IoT software in the machines connected to the sensors gives information on the strength or durability of the brakes while the locomotive is in use. There is an initiative to develop autonomous locomotives as well, which we are very confident about executing skilfully on fixed tracks.

Technologically, we’re looking at drone-based monitoring of railways in the future. This would help track maintenance, yard planning and oversee the whole track area during flooding and other natural calamities.

We are bringing these new technologies to India too, because railways are such an integral part of the country and its economy. The largest budget proposals were made by railway ministers this year, under the leadership of Ashwini Vaishnaw, the Minister for Railways and Information Technology.

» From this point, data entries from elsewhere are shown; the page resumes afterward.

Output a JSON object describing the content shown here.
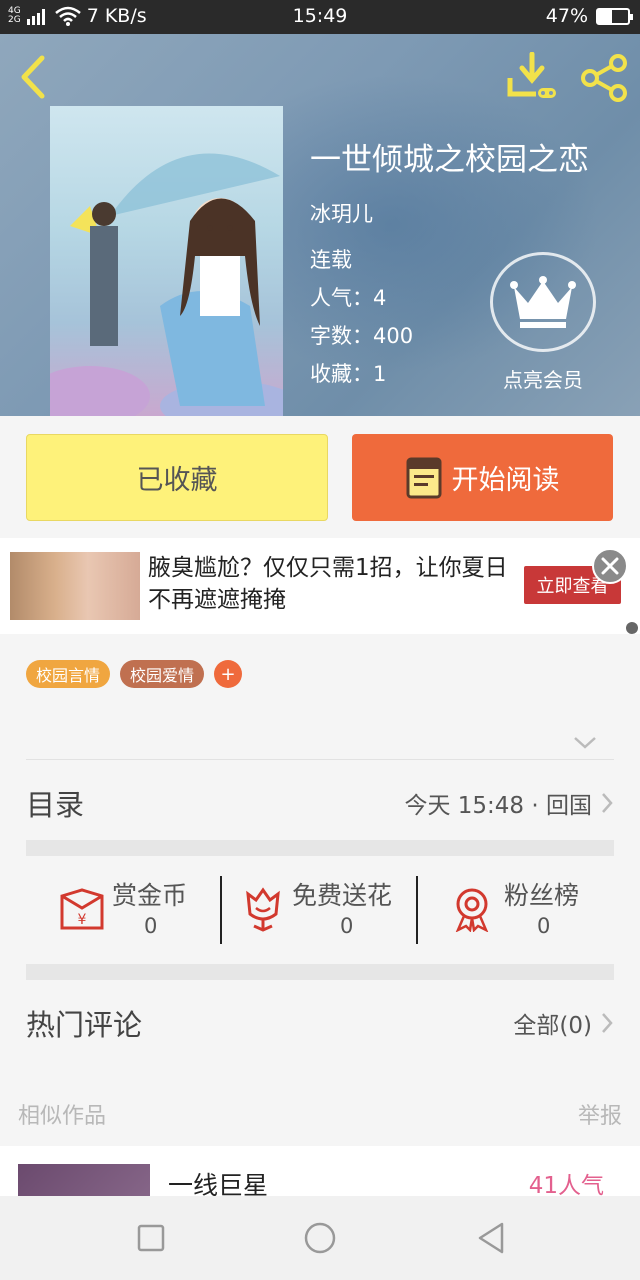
{
  "status_bar": {
    "network": "4G",
    "network2": "2G",
    "speed": "7 KB/s",
    "time": "15:49",
    "battery_text": "47%",
    "battery_level": 0.47
  },
  "book": {
    "title": "一世倾城之校园之恋",
    "author": "冰玥儿",
    "status": "连载",
    "popularity": "人气：4",
    "words": "字数：400",
    "favorites": "收藏：1",
    "vip_label": "点亮会员"
  },
  "actions": {
    "favorited_label": "已收藏",
    "read_label": "开始阅读"
  },
  "ad": {
    "text": "腋臭尴尬？仅仅只需1招，让你夏日不再遮遮掩掩",
    "cta": "立即查看"
  },
  "tags": [
    {
      "label": "校园言情",
      "color": "#f0a640"
    },
    {
      "label": "校园爱情",
      "color": "#c07050"
    }
  ],
  "tag_add": "+",
  "catalog": {
    "title": "目录",
    "latest": "今天 15:48 · 回国"
  },
  "support": [
    {
      "label": "赏金币",
      "value": "0",
      "icon": "red-envelope-icon"
    },
    {
      "label": "免费送花",
      "value": "0",
      "icon": "flower-icon"
    },
    {
      "label": "粉丝榜",
      "value": "0",
      "icon": "medal-icon"
    }
  ],
  "comments": {
    "title": "热门评论",
    "all": "全部(0)"
  },
  "similar": {
    "label": "相似作品",
    "report": "举报",
    "items": [
      {
        "title": "一线巨星",
        "popularity": "41人气"
      }
    ]
  },
  "colors": {
    "accent_orange": "#ef6a3c",
    "favorite_yellow": "#fef27a",
    "icon_red": "#d2392e",
    "popularity_pink": "#e3608e"
  }
}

What are some of the steps that you are taking to foster a culture of innovation and experimentation amongst the employees and customers, and encourage them to move towards digital transformation in in their work?

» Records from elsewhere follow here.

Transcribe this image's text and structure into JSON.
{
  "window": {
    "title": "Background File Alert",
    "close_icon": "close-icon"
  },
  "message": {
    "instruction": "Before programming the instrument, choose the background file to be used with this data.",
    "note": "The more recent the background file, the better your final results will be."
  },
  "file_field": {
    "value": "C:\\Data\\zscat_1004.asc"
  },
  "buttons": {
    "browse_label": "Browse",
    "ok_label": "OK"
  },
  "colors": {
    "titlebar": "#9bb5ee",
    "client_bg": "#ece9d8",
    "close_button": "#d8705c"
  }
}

There can be parts of the industry which are still working on redundant legacy systems. For instance, some software developers still use Windows 2007 servers, which are completely end-of-life, and don’t have the necessary security patches.

Thus, we insist on customers to upgrade, because if someone sitting in a faraway location is using our software but haven’t upgraded underlying operating systems of the locomotive, then it poses a security risk.

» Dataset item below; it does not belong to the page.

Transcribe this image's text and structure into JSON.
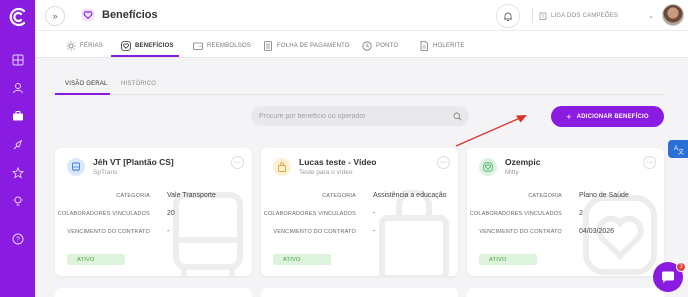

Even with the all the essential security upgrades, the cyberthreat has been real in the last 2 years, and everybody has become more sensitive to it. Customers including private and government counterparts question us when it comes to the safety of their data.

Ultimately, we are as much a technology company as we are a locomotive company. The board is committed to this too, evident by the increased investment just around cybersecurity.

Our strong CTO structure and advanced technology teams are committed to problem solving. We are asking the right questions – about what railroads will look like in the future, and how the design of the locomotives needs to evolve.

We’re using generative AI use cases to train the drivers to fix problems. We allow a lot more freedom of experimentation for our engineers, which helps us raise our innovation standards while still protecting the production environment where the customer is running their locomotives.

What does sustainability look like for WABTEC India? What are the steps you’re taking as part of the leadership to ensure that the sustainability goals are met?

As a major transportation player in the industry, we have signed up to reduce the carbon footprint generated by locomotives and passenger trains.

We have also launched programs like ‘Winnovate’, under which teams aim to solve age-old problems, like new designs for battery cooling, or a particular recent innovation which is a novel system to capture and repurpose the tremendous heat energy that is released when you deconstruct a locomotive or a huge train and putting it back into the battery.

We have a chief sustainability officer, and we’re making efforts in green technology, hydrogen fuel cells, bringing down diesel consumption and now, manufacturing electronic locomotives as well. In India, the mandate dictates that by 2030, we need to shift to electronic locomotives.

When you reflect on your career, what’s a decision that you’ve taken during your tenure that you’re most proud of?

I believe that stretching myself to reset every time I embarked into a new domain is something that I am very proud of. Whether it was dabbling in network, chemicals, data projects, power plants, or locomotives, I’ve changed several teams and have ensured that I emerge successful in my domain so that people can vouch for my expertise.

Earlier, a business leader would simply delegate an IT intervention to somebody down in the department and cease to be involved after that. I have been triumphant in gaining the confidence and involvement of the senior leadership in IT endeavours. I have developed a keen sense of foresight for impending mistakes or failures. Now, I do not launch projects till I have buy-in from the leadership. My vast experience enables me for these nuances of the role.